Already made arrangements? Had she been expecting him to say yes? Was it obvious he would? Or was it just in case? Anders straightened from behind his desk, righting his shoulders and letting a long sigh go before he glanced around at the rest of the clinic. There was a lot to do. There always was. But he was lucky in that there weren’t any patients to tend to and most of the bandages had already been re-rolled.
“All right, all right,” He said, dipping his quill back into the inkwell and gathering the loose leaflets of vellum into a pile. “I’m moving. Give me a second.” When he felt a wave of dissatisfaction from Justice, he cringed inwardly, knowing full well what the spirit thought about abandoning a good night’s work to dinner. But he was beyond exhausted and hungry, withered mentally and physically, and the idea of a hot bath and food and comfort and Hawke was enough for him to relent, if only because she, of all people, deserved a good holiday season.
Anders stood a moment later, checking over the clinic a final time, before he moved towards the door. “I’m ready. Let’s go.”
“Splendid, messere,” Bodahn clapped his hands and turned on his heel to depart the clinic, which frankly gave him a bit of the heebie jeebies, if he was honest, which he unwaveringly was. “Right this way. We’ll be taking the passage, of course. No sense heading out into the snow. It’s getting a bit inhospitable out there, a bit inhospitable indeed…”
The dwarf-made clock in Hawke’s study was exquisitely crafted, the gold filigree scene of a Proving depicted on its face impressive, but its hands moved irritatingly slow. At frequent intervals, the Champion would arrest her pacing to check its progress, only to find little more than a minute had passed since she’d last looked.
Dinner (five courses) was waiting in gleaming silver platters that Hawke had been slapping Sandal’s grubby fingers away from all afternoon. After much debate, she had settled on wearing the finery she’d purchased in Orlais; white lace and darkest blue suede. And trousers. She was so much more comfortable in trousers.
Outside the window the snow was being swirled into careless drifts that lounged, sluggish, against doorways and on windowsills.

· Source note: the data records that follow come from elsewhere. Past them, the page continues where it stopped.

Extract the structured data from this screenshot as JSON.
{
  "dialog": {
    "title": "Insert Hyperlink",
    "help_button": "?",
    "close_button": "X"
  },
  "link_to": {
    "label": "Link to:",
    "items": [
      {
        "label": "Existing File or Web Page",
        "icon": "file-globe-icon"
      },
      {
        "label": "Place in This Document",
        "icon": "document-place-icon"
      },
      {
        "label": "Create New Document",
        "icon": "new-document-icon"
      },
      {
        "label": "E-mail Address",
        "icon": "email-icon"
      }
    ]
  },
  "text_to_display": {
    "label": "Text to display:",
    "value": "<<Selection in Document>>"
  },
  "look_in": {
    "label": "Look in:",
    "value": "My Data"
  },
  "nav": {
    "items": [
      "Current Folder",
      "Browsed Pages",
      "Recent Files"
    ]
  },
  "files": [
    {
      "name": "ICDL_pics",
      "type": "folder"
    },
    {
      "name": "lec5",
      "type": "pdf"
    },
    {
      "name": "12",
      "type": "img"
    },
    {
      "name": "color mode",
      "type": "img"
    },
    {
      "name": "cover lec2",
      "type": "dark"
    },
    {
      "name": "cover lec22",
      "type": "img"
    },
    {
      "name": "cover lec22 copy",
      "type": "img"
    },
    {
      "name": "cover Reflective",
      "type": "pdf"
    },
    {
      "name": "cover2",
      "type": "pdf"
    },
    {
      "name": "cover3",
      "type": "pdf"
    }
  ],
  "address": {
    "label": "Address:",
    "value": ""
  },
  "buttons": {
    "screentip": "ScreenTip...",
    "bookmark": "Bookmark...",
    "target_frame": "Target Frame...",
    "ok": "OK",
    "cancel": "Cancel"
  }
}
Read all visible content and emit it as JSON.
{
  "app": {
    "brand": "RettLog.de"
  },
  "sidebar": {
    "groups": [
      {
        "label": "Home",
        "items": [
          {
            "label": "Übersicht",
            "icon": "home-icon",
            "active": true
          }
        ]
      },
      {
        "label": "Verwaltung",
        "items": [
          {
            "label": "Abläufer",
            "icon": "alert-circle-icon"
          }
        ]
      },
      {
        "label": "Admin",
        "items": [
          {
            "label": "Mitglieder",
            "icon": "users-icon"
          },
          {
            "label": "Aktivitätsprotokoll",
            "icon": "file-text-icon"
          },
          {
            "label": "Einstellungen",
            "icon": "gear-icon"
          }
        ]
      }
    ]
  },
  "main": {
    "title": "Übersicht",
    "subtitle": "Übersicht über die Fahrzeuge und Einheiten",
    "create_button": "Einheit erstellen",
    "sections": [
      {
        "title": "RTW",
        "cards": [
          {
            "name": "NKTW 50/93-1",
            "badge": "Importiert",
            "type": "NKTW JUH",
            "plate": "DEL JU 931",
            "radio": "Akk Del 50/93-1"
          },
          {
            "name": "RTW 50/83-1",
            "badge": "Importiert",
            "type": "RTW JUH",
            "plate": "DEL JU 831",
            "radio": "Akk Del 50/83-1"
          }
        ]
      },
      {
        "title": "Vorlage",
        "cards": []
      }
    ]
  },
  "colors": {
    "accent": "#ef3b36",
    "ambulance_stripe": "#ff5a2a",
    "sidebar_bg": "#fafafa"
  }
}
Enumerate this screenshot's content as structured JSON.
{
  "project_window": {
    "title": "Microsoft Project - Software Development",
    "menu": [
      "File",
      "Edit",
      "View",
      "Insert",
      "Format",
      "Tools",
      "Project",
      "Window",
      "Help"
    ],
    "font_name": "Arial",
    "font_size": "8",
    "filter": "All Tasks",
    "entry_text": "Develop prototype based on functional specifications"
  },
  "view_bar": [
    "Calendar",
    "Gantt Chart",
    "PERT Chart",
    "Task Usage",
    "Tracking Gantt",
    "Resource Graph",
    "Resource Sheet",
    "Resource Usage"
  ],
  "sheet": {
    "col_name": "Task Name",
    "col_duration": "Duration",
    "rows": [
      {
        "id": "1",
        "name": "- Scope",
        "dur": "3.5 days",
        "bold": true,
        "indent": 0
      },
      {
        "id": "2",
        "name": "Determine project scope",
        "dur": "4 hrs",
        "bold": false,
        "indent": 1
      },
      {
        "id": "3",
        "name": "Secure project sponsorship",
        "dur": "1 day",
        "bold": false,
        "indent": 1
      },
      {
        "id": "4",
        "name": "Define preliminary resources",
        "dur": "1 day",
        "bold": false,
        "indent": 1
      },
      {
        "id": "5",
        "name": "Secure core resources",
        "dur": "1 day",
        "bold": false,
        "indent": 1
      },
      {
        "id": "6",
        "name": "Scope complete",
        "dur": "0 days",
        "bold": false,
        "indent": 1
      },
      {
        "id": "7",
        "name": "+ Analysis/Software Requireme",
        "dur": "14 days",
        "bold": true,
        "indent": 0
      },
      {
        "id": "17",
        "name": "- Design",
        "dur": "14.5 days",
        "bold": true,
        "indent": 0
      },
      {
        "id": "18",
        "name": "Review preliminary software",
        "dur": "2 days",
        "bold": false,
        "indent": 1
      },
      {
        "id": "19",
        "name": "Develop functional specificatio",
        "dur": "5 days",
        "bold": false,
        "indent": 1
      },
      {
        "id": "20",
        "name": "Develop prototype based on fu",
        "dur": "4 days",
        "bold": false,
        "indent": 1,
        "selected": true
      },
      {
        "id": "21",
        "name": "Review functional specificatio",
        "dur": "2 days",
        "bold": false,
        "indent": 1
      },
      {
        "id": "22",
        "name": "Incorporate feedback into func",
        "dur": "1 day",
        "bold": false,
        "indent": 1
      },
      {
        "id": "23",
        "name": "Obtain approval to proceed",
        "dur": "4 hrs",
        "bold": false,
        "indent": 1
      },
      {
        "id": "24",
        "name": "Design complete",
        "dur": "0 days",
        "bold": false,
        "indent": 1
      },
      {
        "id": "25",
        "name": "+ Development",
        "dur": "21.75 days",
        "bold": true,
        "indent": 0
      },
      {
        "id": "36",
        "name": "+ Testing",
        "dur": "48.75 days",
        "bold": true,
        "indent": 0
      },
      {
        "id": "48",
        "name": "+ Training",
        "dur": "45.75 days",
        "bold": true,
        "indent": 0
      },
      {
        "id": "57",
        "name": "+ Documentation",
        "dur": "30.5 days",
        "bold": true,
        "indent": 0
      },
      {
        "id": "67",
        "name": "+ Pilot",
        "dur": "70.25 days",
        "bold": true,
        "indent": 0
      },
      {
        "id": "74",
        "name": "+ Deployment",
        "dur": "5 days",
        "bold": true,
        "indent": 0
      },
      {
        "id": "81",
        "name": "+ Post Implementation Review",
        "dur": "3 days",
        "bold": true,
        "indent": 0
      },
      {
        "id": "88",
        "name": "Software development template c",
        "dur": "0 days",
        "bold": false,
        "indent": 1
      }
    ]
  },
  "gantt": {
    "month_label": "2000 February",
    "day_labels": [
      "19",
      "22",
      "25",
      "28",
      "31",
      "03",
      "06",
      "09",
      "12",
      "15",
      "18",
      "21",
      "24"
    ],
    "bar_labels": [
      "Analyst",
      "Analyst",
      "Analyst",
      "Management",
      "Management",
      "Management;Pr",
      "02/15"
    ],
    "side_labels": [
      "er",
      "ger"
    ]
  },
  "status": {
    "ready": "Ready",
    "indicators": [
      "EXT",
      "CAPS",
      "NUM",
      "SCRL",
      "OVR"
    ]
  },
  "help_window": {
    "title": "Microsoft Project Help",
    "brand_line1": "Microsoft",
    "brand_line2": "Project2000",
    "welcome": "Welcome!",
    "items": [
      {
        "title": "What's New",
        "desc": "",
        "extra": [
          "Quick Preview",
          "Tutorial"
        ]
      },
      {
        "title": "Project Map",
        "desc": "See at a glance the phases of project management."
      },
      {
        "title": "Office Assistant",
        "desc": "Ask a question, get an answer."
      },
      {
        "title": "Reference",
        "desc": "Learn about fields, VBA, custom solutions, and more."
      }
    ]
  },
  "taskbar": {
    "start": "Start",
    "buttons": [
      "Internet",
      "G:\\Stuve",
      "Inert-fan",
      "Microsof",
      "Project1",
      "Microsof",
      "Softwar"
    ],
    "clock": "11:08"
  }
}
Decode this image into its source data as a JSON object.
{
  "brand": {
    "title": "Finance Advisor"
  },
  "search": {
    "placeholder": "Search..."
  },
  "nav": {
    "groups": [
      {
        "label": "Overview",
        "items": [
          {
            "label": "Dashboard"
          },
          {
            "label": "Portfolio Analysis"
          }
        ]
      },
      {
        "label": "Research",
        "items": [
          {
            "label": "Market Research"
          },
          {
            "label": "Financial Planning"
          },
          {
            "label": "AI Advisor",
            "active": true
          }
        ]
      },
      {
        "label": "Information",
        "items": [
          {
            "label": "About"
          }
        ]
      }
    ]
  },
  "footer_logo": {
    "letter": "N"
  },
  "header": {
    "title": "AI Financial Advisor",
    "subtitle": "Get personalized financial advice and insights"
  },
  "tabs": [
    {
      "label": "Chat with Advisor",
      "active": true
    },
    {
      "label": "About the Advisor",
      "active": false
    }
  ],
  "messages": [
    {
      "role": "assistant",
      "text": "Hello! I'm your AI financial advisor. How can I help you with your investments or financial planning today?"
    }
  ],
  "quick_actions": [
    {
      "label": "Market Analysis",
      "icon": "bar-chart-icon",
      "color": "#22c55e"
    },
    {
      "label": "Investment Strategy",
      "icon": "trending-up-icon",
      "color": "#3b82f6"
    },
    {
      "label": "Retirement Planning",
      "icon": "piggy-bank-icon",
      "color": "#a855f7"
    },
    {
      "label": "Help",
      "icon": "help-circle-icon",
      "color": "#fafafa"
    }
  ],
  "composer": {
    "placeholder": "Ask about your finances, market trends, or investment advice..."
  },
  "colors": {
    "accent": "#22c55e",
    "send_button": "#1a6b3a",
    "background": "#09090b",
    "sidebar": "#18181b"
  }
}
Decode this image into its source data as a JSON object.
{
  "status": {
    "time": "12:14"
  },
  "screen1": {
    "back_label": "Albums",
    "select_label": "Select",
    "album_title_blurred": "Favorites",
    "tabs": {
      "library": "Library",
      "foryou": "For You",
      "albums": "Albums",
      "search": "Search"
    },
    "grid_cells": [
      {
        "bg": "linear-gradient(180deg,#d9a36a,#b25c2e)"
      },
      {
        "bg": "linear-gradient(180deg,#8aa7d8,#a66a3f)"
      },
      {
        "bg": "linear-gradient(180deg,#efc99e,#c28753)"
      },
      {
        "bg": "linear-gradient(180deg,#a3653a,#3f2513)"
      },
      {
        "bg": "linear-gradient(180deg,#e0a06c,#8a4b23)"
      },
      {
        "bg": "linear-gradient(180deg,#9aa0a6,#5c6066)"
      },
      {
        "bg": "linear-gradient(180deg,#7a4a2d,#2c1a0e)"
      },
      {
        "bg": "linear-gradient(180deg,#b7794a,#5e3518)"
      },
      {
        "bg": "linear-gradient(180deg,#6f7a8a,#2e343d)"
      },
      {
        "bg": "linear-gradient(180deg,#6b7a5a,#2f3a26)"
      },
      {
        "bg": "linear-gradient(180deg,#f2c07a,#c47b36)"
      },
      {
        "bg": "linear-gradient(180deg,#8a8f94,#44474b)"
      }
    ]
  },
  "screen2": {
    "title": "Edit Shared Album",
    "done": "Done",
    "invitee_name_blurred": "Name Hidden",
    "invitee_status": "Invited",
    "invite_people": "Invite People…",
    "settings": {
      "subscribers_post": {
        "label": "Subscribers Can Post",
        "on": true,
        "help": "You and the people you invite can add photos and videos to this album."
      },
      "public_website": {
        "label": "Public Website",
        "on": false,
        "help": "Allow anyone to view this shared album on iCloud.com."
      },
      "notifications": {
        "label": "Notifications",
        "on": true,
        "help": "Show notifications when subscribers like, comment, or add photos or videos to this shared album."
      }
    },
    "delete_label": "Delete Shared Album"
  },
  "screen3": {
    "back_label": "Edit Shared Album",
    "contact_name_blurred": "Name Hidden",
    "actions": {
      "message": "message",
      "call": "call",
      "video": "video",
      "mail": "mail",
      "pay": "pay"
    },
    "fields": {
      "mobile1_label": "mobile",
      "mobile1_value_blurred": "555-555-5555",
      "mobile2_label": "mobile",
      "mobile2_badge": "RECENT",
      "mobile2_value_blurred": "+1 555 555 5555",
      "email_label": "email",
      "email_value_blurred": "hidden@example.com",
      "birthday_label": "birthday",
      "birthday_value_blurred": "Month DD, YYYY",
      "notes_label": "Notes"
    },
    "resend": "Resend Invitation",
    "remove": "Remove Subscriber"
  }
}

Hawke was just leaning close enough to fog the glass with her breath when her attention snapped to the sound of the cellar door creaking open. Not moving from her occupation with the view, she tensed, refusing to abandon her post until straining ears discerned how many pairs of feet had just come into the estate.
“Orana! Fetch the bath stones from the fire!”
With a final glance at her misting reflection, Hawke smoothed an invisible wrinkle from her jerkin and closed her lips over her teeth in an effort not to grin too hugely. It was just Anders, after all, and the odds he wouldn’t be smiling were usually sky high.
“Welcome back,” she casually greeted, helping Bodahn out of his coat as he came into the hall, bobbing his head in thanks.
“Hope my boy hasn’t been too much trouble while I was gone,” he said, passing Hawke his wool cap.
“Not since I tied him up,” she replied with a flashing smile. Joking. Possibly. Folding Bodahn’s coat over one forearm, her gaze shifted to Anders and she held out a free hand for his overcoat. It would have been important to mother she act the proper host. “Top of the stairs. Third door,” she said, meeting the unease in his eyes with the impishness of hers. “You may want to lock it.”